United States President Joe Biden's recent climate summit generated much-needed headlines and focused attention on the urgency to tackle climate change even if the coronavirus pandemic continues to top most governments' agendas. The US, Japan and Canada announced more ambitious plans to cut greenhouse gas emissions, on top of recent commitments by the European Union, China and others. The upshot: The outlook for the world is a little less cloudy. The commitments mean the world will warm by 2.4 deg C by the century's end - a reduction of 0.2 degree from previous forecasts, according to an analysis by Climate Action Tracker. While that still leaves the world in the danger zone in terms of more extreme weather, faster melting of ice caps and rising sea levels, the revised figure is much improved from the previously hazardous 3 deg C trajectory. To bring the world back from the brink of a climate emergency, greenhouse gas emissions need to fall swiftly this decade.

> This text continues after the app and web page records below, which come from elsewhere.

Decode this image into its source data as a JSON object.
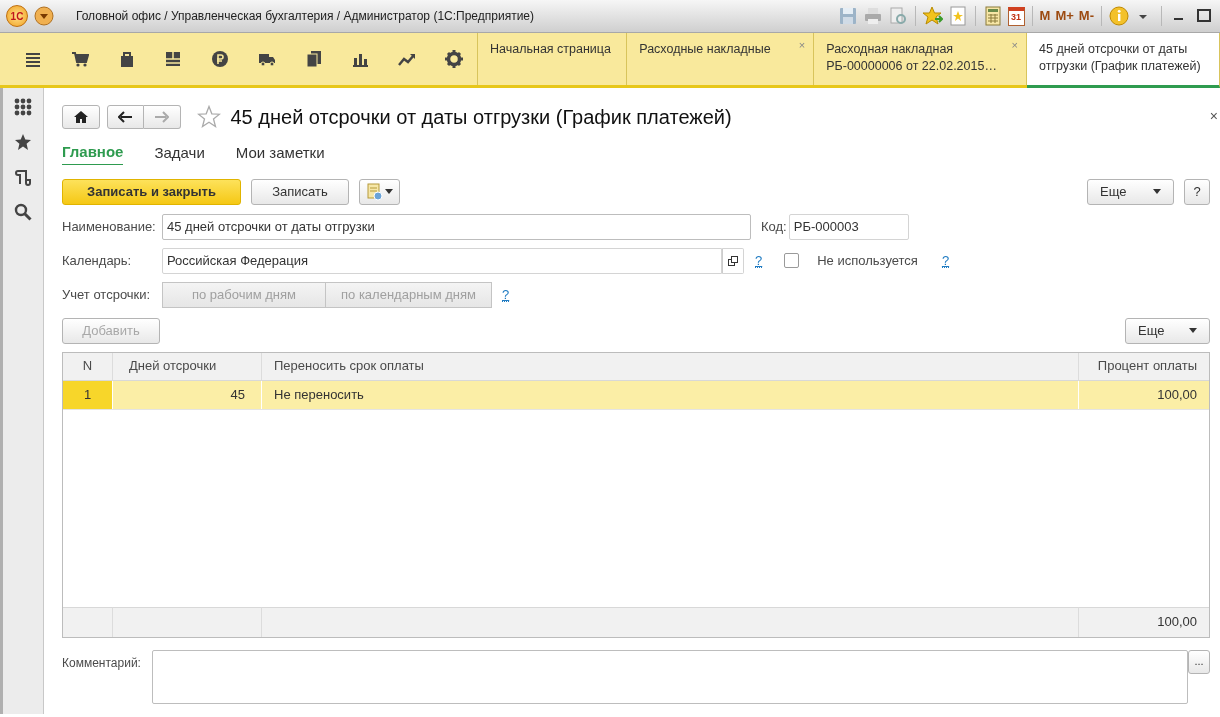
{
  "window": {
    "logo": "1С",
    "title": "Головной офис / Управленческая бухгалтерия / Администратор  (1С:Предприятие)",
    "tools": [
      {
        "kind": "calendar",
        "text": "31"
      },
      {
        "kind": "text",
        "text": "M"
      },
      {
        "kind": "text",
        "text": "M+"
      },
      {
        "kind": "text",
        "text": "M-"
      }
    ]
  },
  "tabs": [
    {
      "label": "Начальная страница",
      "selected": false
    },
    {
      "label": "Расходные накладные",
      "close": "×",
      "selected": false
    },
    {
      "label": "Расходная накладная РБ-00000006 от 22.02.2015…",
      "close": "×",
      "selected": false
    },
    {
      "label": "45 дней отсрочки от даты отгрузки (График платежей)",
      "selected": true
    }
  ],
  "form": {
    "title": "45 дней отсрочки от даты отгрузки (График платежей)",
    "close": "×",
    "favorite": false,
    "nav": [
      {
        "label": "Главное",
        "selected": true
      },
      {
        "label": "Задачи",
        "selected": false
      },
      {
        "label": "Мои заметки",
        "selected": false
      }
    ],
    "buttons": {
      "primary": "Записать и закрыть",
      "save": "Записать",
      "more": "Еще",
      "help": "?"
    },
    "name": {
      "label": "Наименование:",
      "value": "45 дней отсрочки от даты отгрузки"
    },
    "code": {
      "label": "Код:",
      "value": "РБ-000003"
    },
    "calendar": {
      "label": "Календарь:",
      "value": "Российская Федерация",
      "help": "?"
    },
    "unused": {
      "label": "Не используется",
      "checked": false,
      "help": "?"
    },
    "deferral": {
      "label": "Учет отсрочки:",
      "options": [
        {
          "label": "по рабочим дням",
          "selected": false
        },
        {
          "label": "по календарным дням",
          "selected": false
        }
      ],
      "disabled": true,
      "help": "?"
    },
    "add": {
      "label": "Добавить",
      "disabled": true
    },
    "table_more": "Еще",
    "table": {
      "columns": [
        "N",
        "Дней отсрочки",
        "Переносить срок оплаты",
        "Процент оплаты"
      ],
      "rows": [
        {
          "cells": [
            "1",
            "45",
            "Не переносить",
            "100,00"
          ],
          "selected": true
        }
      ],
      "total": "100,00"
    },
    "comment": {
      "label": "Комментарий:",
      "button": "..."
    }
  }
}
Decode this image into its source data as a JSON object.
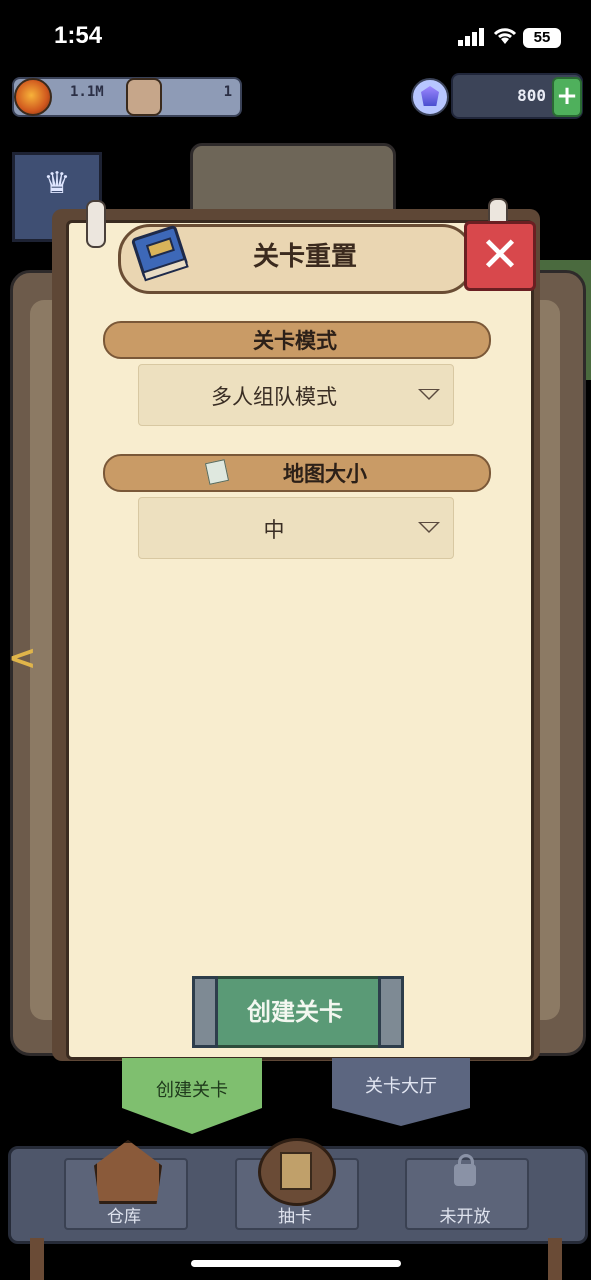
{
  "status_bar": {
    "time": "1:54",
    "battery": "55"
  },
  "resources": {
    "coins": "1.1M",
    "population": "1",
    "gems": "800"
  },
  "dialog": {
    "title": "关卡重置",
    "sections": [
      {
        "label": "关卡模式",
        "value": "多人组队模式"
      },
      {
        "label": "地图大小",
        "value": "中"
      }
    ],
    "create_button": "创建关卡"
  },
  "tabs": [
    {
      "label": "创建关卡",
      "active": true
    },
    {
      "label": "关卡大厅",
      "active": false
    }
  ],
  "nav": [
    {
      "label": "仓库",
      "icon": "warehouse-icon"
    },
    {
      "label": "抽卡",
      "icon": "card-draw-icon"
    },
    {
      "label": "未开放",
      "icon": "lock-icon"
    }
  ],
  "colors": {
    "close_red": "#d8484c",
    "create_green": "#5a9a76",
    "tab_active_green": "#7fbf6f",
    "dialog_bg": "#f8edcf"
  }
}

More nations need to pledge deeper emissions cuts and more money is needed to green the global economy, especially from wealthier countries. The path to relative safety is meeting the 2015 Paris Climate Agreement goals of limiting warming to well below 2 deg C above pre-industrial levels, and ideally to aim for 1.5 deg C. The world is already at 1.1 deg C, so there is no time to waste. Despite daunting economic challenges, this is also a time of opportunities to re-imagine economies and lifestyles.